## DATA TO PROCESS
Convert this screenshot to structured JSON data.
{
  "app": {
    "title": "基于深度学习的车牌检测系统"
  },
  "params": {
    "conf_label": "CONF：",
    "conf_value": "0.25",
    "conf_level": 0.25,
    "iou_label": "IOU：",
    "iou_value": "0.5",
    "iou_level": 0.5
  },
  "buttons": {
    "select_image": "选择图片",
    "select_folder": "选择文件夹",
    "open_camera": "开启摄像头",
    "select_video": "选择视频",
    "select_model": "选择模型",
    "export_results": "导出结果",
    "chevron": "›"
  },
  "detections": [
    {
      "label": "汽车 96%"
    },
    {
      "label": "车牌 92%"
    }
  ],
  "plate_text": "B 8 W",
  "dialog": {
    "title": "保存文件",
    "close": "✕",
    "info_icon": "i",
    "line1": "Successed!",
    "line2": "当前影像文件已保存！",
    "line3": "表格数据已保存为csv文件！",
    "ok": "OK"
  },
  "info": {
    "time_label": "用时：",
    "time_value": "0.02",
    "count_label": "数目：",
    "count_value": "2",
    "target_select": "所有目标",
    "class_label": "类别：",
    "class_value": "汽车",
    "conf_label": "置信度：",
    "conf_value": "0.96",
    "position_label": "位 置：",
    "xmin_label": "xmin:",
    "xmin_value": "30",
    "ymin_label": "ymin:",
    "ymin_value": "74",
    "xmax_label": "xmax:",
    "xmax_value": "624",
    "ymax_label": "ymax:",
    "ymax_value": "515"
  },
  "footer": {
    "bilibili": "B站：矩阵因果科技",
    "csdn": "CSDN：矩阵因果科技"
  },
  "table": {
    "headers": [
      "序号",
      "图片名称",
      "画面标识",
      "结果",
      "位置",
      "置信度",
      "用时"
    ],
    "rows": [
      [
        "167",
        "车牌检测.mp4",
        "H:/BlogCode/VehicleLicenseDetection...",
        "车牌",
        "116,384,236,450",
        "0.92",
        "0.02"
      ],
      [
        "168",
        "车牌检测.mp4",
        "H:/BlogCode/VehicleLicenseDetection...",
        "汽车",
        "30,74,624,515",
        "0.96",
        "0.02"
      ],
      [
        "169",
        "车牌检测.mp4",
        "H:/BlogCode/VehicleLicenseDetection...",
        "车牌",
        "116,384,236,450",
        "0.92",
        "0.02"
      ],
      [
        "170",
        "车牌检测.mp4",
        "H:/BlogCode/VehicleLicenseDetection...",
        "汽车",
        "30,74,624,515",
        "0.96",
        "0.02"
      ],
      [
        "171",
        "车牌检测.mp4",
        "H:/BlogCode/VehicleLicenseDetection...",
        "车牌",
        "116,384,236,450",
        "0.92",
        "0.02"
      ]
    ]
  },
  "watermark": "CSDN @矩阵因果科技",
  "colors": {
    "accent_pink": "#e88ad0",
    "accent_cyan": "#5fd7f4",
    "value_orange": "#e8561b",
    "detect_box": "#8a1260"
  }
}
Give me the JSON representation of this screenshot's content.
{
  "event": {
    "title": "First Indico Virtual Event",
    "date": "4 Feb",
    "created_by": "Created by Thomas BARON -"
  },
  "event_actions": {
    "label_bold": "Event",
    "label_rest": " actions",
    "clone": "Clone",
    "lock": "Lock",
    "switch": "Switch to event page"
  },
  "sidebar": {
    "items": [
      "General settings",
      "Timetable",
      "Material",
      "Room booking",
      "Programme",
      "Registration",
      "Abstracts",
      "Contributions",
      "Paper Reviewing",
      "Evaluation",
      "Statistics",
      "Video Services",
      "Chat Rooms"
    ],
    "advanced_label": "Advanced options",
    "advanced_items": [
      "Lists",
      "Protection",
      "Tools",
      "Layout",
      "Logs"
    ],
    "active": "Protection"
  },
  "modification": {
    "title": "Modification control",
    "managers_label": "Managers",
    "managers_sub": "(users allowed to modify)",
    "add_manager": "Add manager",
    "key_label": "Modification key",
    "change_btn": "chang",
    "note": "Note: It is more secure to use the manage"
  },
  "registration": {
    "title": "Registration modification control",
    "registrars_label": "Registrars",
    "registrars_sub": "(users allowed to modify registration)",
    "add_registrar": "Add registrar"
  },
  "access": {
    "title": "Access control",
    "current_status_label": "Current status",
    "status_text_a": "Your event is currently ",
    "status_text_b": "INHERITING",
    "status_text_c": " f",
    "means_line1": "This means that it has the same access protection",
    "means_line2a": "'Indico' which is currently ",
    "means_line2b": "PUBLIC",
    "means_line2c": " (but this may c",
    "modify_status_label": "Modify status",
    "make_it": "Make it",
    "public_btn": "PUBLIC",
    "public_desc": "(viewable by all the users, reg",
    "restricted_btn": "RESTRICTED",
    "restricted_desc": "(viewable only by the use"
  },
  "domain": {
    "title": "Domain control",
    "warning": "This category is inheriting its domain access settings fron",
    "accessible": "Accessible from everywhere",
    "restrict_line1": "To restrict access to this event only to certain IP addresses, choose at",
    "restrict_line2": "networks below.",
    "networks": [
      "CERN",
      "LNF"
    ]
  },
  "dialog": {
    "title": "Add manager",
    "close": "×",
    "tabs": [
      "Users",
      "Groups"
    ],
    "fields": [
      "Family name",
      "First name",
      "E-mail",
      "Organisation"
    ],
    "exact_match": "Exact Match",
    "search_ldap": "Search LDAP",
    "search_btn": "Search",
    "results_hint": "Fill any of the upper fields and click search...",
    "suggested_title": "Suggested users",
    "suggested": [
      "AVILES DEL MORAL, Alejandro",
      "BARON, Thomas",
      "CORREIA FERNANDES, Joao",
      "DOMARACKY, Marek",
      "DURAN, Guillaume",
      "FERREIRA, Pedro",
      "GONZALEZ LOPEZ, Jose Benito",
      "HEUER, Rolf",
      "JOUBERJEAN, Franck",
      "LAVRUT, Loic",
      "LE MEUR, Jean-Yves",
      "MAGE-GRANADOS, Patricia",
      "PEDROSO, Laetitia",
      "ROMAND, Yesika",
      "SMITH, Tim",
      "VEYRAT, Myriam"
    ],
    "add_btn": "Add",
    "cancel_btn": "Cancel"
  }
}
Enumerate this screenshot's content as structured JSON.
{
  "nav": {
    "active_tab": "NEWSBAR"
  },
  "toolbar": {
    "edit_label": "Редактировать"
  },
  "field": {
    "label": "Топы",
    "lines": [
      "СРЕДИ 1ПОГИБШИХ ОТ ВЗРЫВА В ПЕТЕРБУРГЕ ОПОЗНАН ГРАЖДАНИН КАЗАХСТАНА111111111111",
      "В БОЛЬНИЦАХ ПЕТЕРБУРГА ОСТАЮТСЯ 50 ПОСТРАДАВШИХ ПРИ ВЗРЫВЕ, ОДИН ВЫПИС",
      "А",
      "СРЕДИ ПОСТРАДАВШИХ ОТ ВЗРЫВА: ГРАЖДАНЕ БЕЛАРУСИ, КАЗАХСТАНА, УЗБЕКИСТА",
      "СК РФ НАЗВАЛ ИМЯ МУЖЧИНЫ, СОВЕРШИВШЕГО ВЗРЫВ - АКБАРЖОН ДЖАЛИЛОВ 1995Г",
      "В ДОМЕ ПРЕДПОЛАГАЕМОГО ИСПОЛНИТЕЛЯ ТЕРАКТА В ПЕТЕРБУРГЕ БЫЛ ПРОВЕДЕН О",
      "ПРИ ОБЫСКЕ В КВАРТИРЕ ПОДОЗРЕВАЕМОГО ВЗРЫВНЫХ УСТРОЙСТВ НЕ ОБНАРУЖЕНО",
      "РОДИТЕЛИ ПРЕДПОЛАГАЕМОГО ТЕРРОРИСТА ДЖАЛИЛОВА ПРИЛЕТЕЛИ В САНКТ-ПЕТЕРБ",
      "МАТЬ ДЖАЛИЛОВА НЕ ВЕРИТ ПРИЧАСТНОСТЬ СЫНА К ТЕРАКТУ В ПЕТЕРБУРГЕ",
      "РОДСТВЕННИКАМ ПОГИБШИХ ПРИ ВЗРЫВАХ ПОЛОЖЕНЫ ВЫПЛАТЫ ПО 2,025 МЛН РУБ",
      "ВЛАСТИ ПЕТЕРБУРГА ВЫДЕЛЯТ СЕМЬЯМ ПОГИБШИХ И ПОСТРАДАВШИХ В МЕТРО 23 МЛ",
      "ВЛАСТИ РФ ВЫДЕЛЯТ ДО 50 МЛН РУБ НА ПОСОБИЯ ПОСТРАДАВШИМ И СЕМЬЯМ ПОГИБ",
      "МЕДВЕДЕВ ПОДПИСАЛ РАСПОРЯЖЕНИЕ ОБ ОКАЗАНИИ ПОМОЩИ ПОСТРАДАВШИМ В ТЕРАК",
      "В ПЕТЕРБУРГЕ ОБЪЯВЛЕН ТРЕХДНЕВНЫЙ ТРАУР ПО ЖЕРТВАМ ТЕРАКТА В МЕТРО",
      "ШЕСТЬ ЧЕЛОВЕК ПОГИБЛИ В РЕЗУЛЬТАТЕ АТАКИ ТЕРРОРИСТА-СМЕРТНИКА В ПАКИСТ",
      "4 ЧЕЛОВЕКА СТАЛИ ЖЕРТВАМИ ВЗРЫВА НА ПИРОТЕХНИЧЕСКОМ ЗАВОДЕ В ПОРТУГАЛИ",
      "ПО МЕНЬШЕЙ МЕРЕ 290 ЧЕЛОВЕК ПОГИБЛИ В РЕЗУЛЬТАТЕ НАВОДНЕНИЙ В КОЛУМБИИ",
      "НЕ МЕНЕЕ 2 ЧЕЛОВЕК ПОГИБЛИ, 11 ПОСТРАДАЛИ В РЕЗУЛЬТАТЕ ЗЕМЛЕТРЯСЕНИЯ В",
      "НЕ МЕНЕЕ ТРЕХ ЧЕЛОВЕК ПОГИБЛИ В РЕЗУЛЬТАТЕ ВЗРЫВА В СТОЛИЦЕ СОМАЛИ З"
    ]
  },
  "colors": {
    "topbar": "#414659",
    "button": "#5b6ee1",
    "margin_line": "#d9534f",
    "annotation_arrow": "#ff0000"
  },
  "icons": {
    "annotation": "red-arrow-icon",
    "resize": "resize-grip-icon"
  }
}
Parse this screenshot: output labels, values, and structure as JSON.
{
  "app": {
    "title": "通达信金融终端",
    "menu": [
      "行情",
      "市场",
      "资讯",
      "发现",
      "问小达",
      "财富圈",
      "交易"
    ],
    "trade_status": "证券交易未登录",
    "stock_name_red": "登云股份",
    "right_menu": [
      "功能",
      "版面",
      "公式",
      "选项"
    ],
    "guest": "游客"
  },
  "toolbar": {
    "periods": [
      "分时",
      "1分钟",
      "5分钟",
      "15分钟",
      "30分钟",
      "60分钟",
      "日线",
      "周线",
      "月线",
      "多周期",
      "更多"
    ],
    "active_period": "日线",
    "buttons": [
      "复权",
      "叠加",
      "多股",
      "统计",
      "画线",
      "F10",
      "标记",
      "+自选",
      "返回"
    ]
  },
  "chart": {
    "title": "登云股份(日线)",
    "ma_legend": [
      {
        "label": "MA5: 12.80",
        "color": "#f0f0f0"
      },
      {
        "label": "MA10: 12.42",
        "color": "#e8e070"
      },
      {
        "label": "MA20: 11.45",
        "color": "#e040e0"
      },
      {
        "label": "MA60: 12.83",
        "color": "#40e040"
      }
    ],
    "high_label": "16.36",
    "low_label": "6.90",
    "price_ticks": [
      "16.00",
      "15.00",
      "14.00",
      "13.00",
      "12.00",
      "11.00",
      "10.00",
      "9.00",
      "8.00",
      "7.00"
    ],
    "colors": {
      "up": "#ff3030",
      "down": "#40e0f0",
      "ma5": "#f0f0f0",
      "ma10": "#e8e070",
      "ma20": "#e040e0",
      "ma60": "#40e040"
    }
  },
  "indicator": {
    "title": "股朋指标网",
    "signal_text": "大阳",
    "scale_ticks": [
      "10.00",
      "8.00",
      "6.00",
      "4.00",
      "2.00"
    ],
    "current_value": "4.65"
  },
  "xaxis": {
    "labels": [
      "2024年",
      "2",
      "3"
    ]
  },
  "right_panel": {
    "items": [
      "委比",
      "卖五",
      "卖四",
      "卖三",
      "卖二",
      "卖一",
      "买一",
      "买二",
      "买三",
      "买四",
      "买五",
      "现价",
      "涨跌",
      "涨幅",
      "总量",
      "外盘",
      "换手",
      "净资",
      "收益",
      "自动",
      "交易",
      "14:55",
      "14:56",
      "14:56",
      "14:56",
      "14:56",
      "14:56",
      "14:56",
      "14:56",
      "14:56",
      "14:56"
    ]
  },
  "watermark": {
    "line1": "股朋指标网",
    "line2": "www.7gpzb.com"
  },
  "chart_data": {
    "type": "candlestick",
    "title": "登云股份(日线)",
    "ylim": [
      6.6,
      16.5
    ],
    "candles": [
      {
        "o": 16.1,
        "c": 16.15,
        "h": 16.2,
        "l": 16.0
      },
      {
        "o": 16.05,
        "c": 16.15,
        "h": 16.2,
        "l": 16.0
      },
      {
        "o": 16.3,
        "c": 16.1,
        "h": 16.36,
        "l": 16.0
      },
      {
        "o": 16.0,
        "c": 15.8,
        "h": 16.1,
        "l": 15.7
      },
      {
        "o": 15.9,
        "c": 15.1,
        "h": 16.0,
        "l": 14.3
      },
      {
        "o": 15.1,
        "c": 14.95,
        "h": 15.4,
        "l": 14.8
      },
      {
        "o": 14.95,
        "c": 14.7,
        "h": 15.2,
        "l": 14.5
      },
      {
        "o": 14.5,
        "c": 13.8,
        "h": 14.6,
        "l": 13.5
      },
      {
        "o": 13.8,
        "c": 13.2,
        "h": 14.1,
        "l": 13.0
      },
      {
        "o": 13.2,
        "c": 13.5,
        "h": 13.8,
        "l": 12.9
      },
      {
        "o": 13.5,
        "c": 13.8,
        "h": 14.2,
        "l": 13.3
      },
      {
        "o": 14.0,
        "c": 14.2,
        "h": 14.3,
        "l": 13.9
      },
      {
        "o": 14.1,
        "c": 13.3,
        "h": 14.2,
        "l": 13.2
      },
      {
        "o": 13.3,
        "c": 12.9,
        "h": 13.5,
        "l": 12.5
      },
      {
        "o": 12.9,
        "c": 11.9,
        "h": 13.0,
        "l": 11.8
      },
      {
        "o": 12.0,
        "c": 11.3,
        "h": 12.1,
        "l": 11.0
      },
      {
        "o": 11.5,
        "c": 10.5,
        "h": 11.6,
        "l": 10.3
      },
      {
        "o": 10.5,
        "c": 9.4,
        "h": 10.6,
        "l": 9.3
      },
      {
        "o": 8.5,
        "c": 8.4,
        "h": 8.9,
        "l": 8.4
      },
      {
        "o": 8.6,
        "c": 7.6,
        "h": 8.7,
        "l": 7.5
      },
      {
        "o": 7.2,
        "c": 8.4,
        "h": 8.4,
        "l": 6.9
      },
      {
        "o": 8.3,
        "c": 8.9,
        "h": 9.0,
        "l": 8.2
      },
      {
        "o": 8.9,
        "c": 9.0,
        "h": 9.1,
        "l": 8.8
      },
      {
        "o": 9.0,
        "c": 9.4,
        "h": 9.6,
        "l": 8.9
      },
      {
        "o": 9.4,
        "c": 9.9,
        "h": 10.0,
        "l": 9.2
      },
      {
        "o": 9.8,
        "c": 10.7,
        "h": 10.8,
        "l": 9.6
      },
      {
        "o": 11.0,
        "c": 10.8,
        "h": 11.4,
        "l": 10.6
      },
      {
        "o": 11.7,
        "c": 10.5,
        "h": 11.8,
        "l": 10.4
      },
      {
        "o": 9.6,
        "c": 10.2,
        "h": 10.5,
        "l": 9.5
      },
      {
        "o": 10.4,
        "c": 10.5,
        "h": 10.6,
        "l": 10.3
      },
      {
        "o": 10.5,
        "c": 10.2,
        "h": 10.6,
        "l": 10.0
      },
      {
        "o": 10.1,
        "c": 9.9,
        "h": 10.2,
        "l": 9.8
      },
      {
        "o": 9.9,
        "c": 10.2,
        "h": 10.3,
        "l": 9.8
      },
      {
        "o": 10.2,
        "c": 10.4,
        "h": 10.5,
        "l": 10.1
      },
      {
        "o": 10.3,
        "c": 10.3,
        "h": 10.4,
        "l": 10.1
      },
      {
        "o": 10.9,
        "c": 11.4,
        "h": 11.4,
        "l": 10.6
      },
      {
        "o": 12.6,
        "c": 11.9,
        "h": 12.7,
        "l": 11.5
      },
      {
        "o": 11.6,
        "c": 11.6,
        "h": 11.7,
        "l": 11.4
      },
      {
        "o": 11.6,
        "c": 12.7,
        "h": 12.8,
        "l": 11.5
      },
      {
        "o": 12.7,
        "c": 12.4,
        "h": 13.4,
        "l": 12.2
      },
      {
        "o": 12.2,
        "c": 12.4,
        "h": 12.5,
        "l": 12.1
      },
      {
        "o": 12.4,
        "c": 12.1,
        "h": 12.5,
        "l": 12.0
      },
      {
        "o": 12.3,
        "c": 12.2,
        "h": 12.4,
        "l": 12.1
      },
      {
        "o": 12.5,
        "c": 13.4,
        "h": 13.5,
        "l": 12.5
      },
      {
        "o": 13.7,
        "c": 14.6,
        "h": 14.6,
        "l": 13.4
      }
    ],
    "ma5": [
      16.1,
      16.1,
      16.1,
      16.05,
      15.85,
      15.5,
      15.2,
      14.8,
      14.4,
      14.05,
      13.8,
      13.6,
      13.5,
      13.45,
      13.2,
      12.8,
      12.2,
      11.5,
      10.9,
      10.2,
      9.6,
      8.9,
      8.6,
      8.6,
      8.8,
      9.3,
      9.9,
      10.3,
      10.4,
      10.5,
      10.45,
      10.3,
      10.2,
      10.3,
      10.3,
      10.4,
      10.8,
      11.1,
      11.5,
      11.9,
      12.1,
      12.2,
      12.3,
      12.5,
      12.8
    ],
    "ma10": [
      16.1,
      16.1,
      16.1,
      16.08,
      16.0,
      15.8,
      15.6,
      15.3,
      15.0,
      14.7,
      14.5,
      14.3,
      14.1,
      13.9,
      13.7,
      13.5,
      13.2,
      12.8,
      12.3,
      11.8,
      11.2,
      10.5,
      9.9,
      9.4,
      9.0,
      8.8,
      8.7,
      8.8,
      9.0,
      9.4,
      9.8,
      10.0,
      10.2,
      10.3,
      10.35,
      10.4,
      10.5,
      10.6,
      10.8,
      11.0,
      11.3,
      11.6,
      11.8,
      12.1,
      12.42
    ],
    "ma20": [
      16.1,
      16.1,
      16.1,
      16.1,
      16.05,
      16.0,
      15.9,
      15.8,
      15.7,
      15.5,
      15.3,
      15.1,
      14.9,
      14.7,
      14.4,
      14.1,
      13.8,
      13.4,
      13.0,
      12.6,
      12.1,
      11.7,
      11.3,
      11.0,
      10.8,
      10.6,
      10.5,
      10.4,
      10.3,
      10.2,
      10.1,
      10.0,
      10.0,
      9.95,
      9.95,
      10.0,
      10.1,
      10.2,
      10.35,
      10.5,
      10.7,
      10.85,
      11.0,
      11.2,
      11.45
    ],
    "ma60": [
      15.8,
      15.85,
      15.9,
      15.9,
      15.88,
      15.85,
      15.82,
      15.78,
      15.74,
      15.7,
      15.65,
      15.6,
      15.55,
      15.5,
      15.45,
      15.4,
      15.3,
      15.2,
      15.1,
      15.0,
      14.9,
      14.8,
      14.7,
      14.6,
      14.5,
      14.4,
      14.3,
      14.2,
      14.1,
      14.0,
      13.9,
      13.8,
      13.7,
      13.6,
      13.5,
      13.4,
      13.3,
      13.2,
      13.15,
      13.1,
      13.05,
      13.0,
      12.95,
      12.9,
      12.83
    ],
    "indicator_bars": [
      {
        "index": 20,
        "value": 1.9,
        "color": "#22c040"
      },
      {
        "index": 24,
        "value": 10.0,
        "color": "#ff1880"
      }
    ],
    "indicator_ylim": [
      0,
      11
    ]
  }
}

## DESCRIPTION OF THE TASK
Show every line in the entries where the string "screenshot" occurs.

## ANSWER
Convert this screenshot to structured JSON data.
Give me the JSON representation of this screenshot's content.
Enumerate this screenshot's content as structured JSON.
Parse this screenshot: output labels, values, and structure as JSON.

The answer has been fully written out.